* [Requirement]:
What number of lines in the data below contain the string "Botão"? Answer with that number alone.

Segment Start: Information given

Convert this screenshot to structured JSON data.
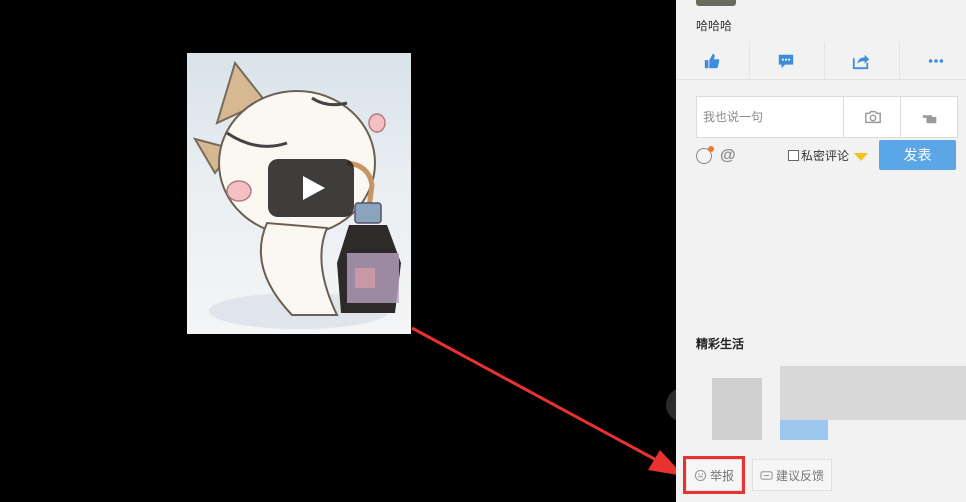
{
  "comment": {
    "text": "哈哈哈"
  },
  "actions": [
    {
      "icon": "thumbs-up-icon"
    },
    {
      "icon": "comment-icon"
    },
    {
      "icon": "share-icon"
    },
    {
      "icon": "more-icon"
    }
  ],
  "reply": {
    "placeholder": "我也说一句"
  },
  "private_comment": {
    "label": "私密评论"
  },
  "send": {
    "label": "发表"
  },
  "section": {
    "title": "精彩生活"
  },
  "bottom": {
    "report_label": "举报",
    "feedback_label": "建议反馈"
  },
  "colors": {
    "accent": "#5aa6e6",
    "highlight": "#e8322f",
    "badge": "#f3c21b"
  }
}
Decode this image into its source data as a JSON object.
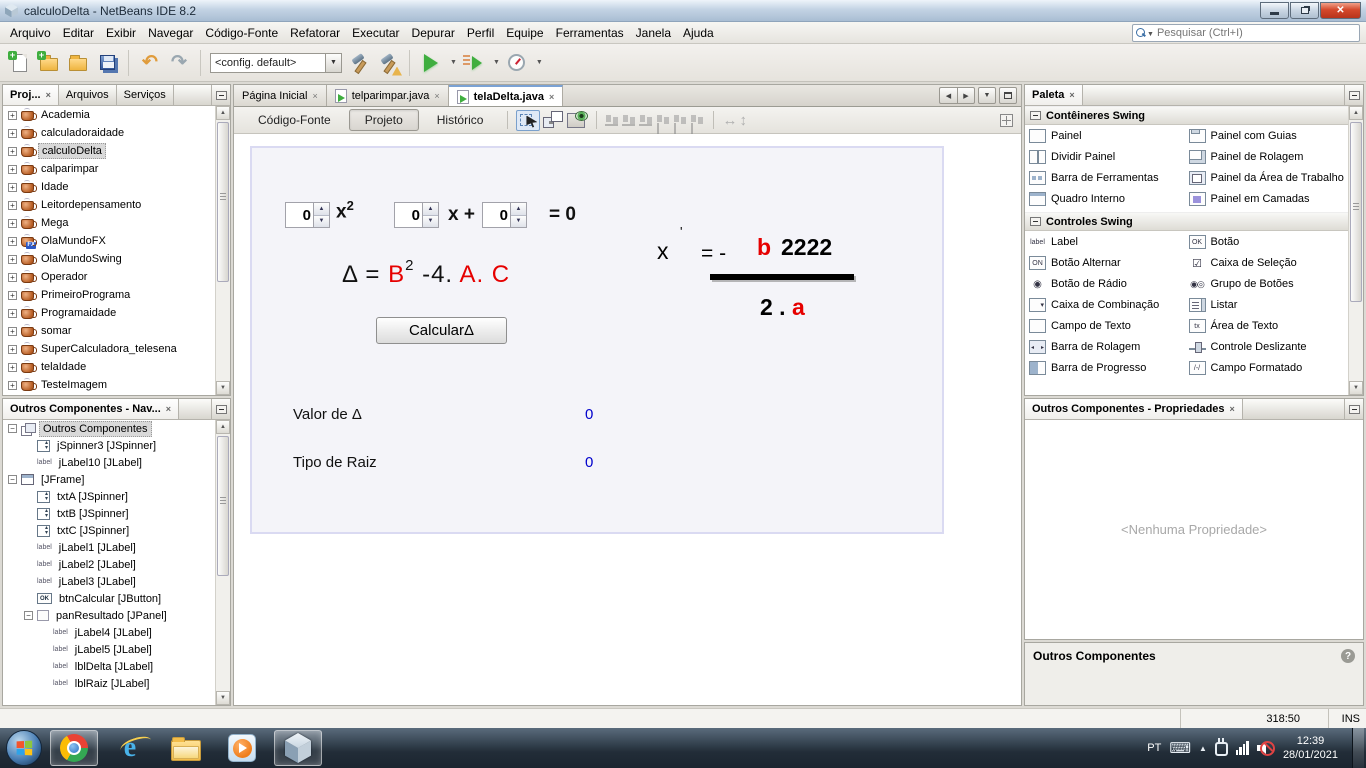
{
  "window": {
    "title": "calculoDelta - NetBeans IDE 8.2"
  },
  "menu": {
    "items": [
      "Arquivo",
      "Editar",
      "Exibir",
      "Navegar",
      "Código-Fonte",
      "Refatorar",
      "Executar",
      "Depurar",
      "Perfil",
      "Equipe",
      "Ferramentas",
      "Janela",
      "Ajuda"
    ]
  },
  "search": {
    "placeholder": "Pesquisar (Ctrl+I)"
  },
  "toolbar": {
    "config_value": "<config. default>"
  },
  "projects": {
    "tabs": [
      "Proj...",
      "Arquivos",
      "Serviços"
    ],
    "items": [
      {
        "label": "Academia"
      },
      {
        "label": "calculadoraidade"
      },
      {
        "label": "calculoDelta",
        "selected": true
      },
      {
        "label": "calparimpar"
      },
      {
        "label": "Idade"
      },
      {
        "label": "Leitordepensamento"
      },
      {
        "label": "Mega"
      },
      {
        "label": "OlaMundoFX",
        "fx": true
      },
      {
        "label": "OlaMundoSwing"
      },
      {
        "label": "Operador"
      },
      {
        "label": "PrimeiroPrograma"
      },
      {
        "label": "Programaidade"
      },
      {
        "label": "somar"
      },
      {
        "label": "SuperCalculadora_telesena"
      },
      {
        "label": "telaIdade"
      },
      {
        "label": "TesteImagem"
      }
    ]
  },
  "navigator": {
    "title": "Outros Componentes - Nav...",
    "nodes": [
      {
        "label": "Outros Componentes",
        "icon": "form",
        "level": 0,
        "expand": true,
        "selected": true
      },
      {
        "label": "jSpinner3 [JSpinner]",
        "icon": "spin",
        "level": 1
      },
      {
        "label": "jLabel10 [JLabel]",
        "icon": "label",
        "level": 1
      },
      {
        "label": "[JFrame]",
        "icon": "frame",
        "level": 0,
        "expand": true
      },
      {
        "label": "txtA [JSpinner]",
        "icon": "spin",
        "level": 1
      },
      {
        "label": "txtB [JSpinner]",
        "icon": "spin",
        "level": 1
      },
      {
        "label": "txtC [JSpinner]",
        "icon": "spin",
        "level": 1
      },
      {
        "label": "jLabel1 [JLabel]",
        "icon": "label",
        "level": 1
      },
      {
        "label": "jLabel2 [JLabel]",
        "icon": "label",
        "level": 1
      },
      {
        "label": "jLabel3 [JLabel]",
        "icon": "label",
        "level": 1
      },
      {
        "label": "btnCalcular [JButton]",
        "icon": "ok",
        "level": 1
      },
      {
        "label": "panResultado [JPanel]",
        "icon": "panel",
        "level": 1,
        "expand": true
      },
      {
        "label": "jLabel4 [JLabel]",
        "icon": "label",
        "level": 2
      },
      {
        "label": "jLabel5 [JLabel]",
        "icon": "label",
        "level": 2
      },
      {
        "label": "lblDelta [JLabel]",
        "icon": "label",
        "level": 2
      },
      {
        "label": "lblRaiz [JLabel]",
        "icon": "label",
        "level": 2
      }
    ]
  },
  "editor": {
    "tabs": [
      {
        "label": "Página Inicial",
        "java_icon": false,
        "active": false
      },
      {
        "label": "telparimpar.java",
        "java_icon": true,
        "active": false
      },
      {
        "label": "telaDelta.java",
        "java_icon": true,
        "active": true
      }
    ],
    "views": [
      "Código-Fonte",
      "Projeto",
      "Histórico"
    ]
  },
  "form": {
    "spin_a": "0",
    "term_a_base": "x",
    "term_a_exp": "2",
    "spin_b": "0",
    "term_b": "x +",
    "spin_c": "0",
    "term_c": "= 0",
    "delta_prefix": "Δ = ",
    "delta_b": "B",
    "delta_exp": "2",
    "delta_mid": " -4.",
    "delta_ac": " A. C",
    "calc_button": "CalcularΔ",
    "root_x": "x",
    "root_prime": "'",
    "root_eq": "= -",
    "root_b": "b",
    "root_num": "2222",
    "root_den_left": "2 .",
    "root_den_right": "a",
    "delta_value_label": "Valor de Δ",
    "delta_value": "0",
    "root_type_label": "Tipo de Raiz",
    "root_type_value": "0"
  },
  "palette": {
    "title": "Paleta",
    "sections": [
      {
        "title": "Contêineres Swing",
        "items": [
          {
            "label": "Painel",
            "icon": "panel"
          },
          {
            "label": "Painel com Guias",
            "icon": "tabbed-pane"
          },
          {
            "label": "Dividir Painel",
            "icon": "split-pane"
          },
          {
            "label": "Painel de Rolagem",
            "icon": "scroll-pane"
          },
          {
            "label": "Barra de Ferramentas",
            "icon": "toolbar"
          },
          {
            "label": "Painel da Área de Trabalho",
            "icon": "desktop-pane"
          },
          {
            "label": "Quadro Interno",
            "icon": "internal-frame"
          },
          {
            "label": "Painel em Camadas",
            "icon": "layered-pane"
          }
        ]
      },
      {
        "title": "Controles Swing",
        "items": [
          {
            "label": "Label",
            "icon": "label"
          },
          {
            "label": "Botão",
            "icon": "button"
          },
          {
            "label": "Botão Alternar",
            "icon": "toggle-button"
          },
          {
            "label": "Caixa de Seleção",
            "icon": "checkbox"
          },
          {
            "label": "Botão de Rádio",
            "icon": "radio-button"
          },
          {
            "label": "Grupo de Botões",
            "icon": "button-group"
          },
          {
            "label": "Caixa de Combinação",
            "icon": "combo-box"
          },
          {
            "label": "Listar",
            "icon": "list"
          },
          {
            "label": "Campo de Texto",
            "icon": "text-field"
          },
          {
            "label": "Área de Texto",
            "icon": "text-area"
          },
          {
            "label": "Barra de Rolagem",
            "icon": "scrollbar"
          },
          {
            "label": "Controle Deslizante",
            "icon": "slider"
          },
          {
            "label": "Barra de Progresso",
            "icon": "progress-bar"
          },
          {
            "label": "Campo Formatado",
            "icon": "formatted-field"
          }
        ]
      }
    ]
  },
  "properties": {
    "title": "Outros Componentes - Propriedades",
    "empty_text": "<Nenhuma Propriedade>",
    "footer_title": "Outros Componentes"
  },
  "statusbar": {
    "position": "318:50",
    "insert_mode": "INS"
  },
  "taskbar": {
    "language": "PT",
    "time": "12:39",
    "date": "28/01/2021"
  }
}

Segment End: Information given

* [Response to this exercise]:
3